By Phil Mercer
BBC News, Sydney
Australia has had one of its warmest Aprils on record, opting for sun block and air conditioning, rather than autumn woollies and heaters.
"It was a very spectacular departure from normal," said Peter Dunda from the Bureau of Meteorology in Sydney.
In parts of New South Wales, temperatures hovered just below 30C - more than five degrees above the average.
Peter Dunda says Australia may start suffering from El Niņo
It has not only been warm, it has also been very dry. Only once before since 1910 has Australia had so little rain in the period from January to April.
As a result, much of the country is in the grip of an unyielding drought, with an increasing number of farmers receiving emergency government aid.
Weather forecasters are warning that Australia's 'Big Dry' could get even worse.
"There are some early signs that there is a slightly higher than normal risk of going into an El Niņo episode in our winter and Spring period," Mr Dunda said.
Australia's climate is influenced by changes in sea surface temperatures in the tropical Pacific Ocean. At different ends of the spectrum lie La Niņa - which is associated with floods in Australia - and El Niņo - which is linked to drought.
A cocktail of various weather factors lies behind the above average April temperatures.
Firstly, the tropical monsoon has been fairly weak and failed to spread cooling moisture to the interior. High-pressure systems across those central regions have directed warm air across the southern states.
On top of all that, there were almost no cold fronts during April, which would normally bring cooler weather from the south of the continent and the Southern Ocean.
All of which makes for worrying times in a county used to climatic extremes. Many Australians are already living with tough water restrictions. Supply levels at dams supplying Sydney have never been lower.
The New South Wales State government is considering a controversial desalination plant as a solution to dwindling supplies of fresh water. It had previously dismissed the idea as too expensive and ecologically damaging.
Environmentalist Jeff Angel still thinks that way.
"Even if Sydney puts in place a desalination plant that could give us up to 30% of our daily water supplies, that eventually will be overtaken by population growth and we'll be back where we started," he predicted.
"Sydney is in a very desperate situation with its four million-odd people," he added.
Campaigners are calling on decision-makers to pay far more attention to the recycling of storm and waste water.
But Marc Simon, Managing Director of Australian Water Services, which is building a desalination plant in Perth, has insisted the process will be invaluable to cities across this arid continent.
"The big benefit is to bring a diversification of supply," he said.

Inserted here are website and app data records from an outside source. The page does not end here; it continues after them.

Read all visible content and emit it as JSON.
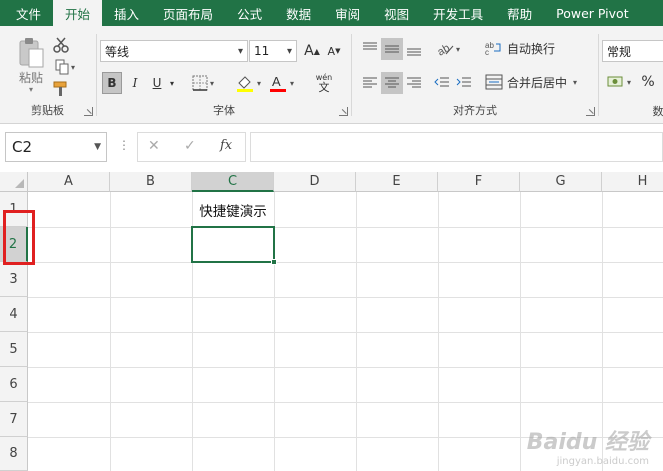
{
  "tabs": [
    "文件",
    "开始",
    "插入",
    "页面布局",
    "公式",
    "数据",
    "审阅",
    "视图",
    "开发工具",
    "帮助",
    "Power Pivot"
  ],
  "active_tab_index": 1,
  "ribbon": {
    "clipboard": {
      "label": "剪贴板",
      "paste_label": "粘贴",
      "icons": [
        "paste-icon",
        "cut-icon",
        "copy-icon",
        "format-painter-icon"
      ]
    },
    "font": {
      "label": "字体",
      "font_name": "等线",
      "font_size": "11",
      "grow_label": "A",
      "shrink_label": "A",
      "bold": "B",
      "italic": "I",
      "underline": "U",
      "font_color_label": "A",
      "phonetic_label": "wén",
      "phonetic_sub": "文",
      "highlight_color": "#ffff00",
      "font_color": "#ff0000"
    },
    "alignment": {
      "label": "对齐方式",
      "wrap_text": "自动换行",
      "merge_center": "合并后居中"
    },
    "number": {
      "format": "常规",
      "percent": "%",
      "label_partial": "数"
    }
  },
  "formula_bar": {
    "name_box": "C2",
    "cancel_symbol": "✕",
    "enter_symbol": "✓",
    "fx_label": "fx",
    "formula_value": ""
  },
  "sheet": {
    "columns": [
      "A",
      "B",
      "C",
      "D",
      "E",
      "F",
      "G",
      "H"
    ],
    "selected_column": "C",
    "rows": [
      "1",
      "2",
      "3",
      "4",
      "5",
      "6",
      "7",
      "8"
    ],
    "selected_row": "2",
    "cells": {
      "C1": "快捷键演示",
      "C2": ""
    }
  },
  "accent_color": "#217346",
  "highlight_box_color": "#e02020",
  "watermark": {
    "text": "Baidu 经验",
    "sub": "jingyan.baidu.com"
  }
}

Mr Simon stressed that the technology was always improving and that the environmental impact of the desalination plants would be negligible.
As Australia prays for rain, this unusually warm spell has put a dent in businesses selling heaters, warm clothing and blankets.
Texan tourists Clint and Michael say they have been pleasantly surprised
There are some positives during these anxious times, however, especially for beach lovers and tourists.
"Where I come from, autumn time is zero degrees," said 29-year-old Alex from Venice, enjoying Sydney's Bondi beach.
"The surf's been bad in recent weeks but the weather's been awesome. It feels like summertime," he said.
Tourists Clint and Michael from Dallas have also been unexpectedly impressed, leaving their jumpers and jackets back at the hotel - but not their cowboy hats.
"I knew Australia's going into winter but I didn't expect it to be this nice," said Michael, while Clint added: "I was hoping it was going to be like this but everybody said it would be a little cold. It couldn't be better."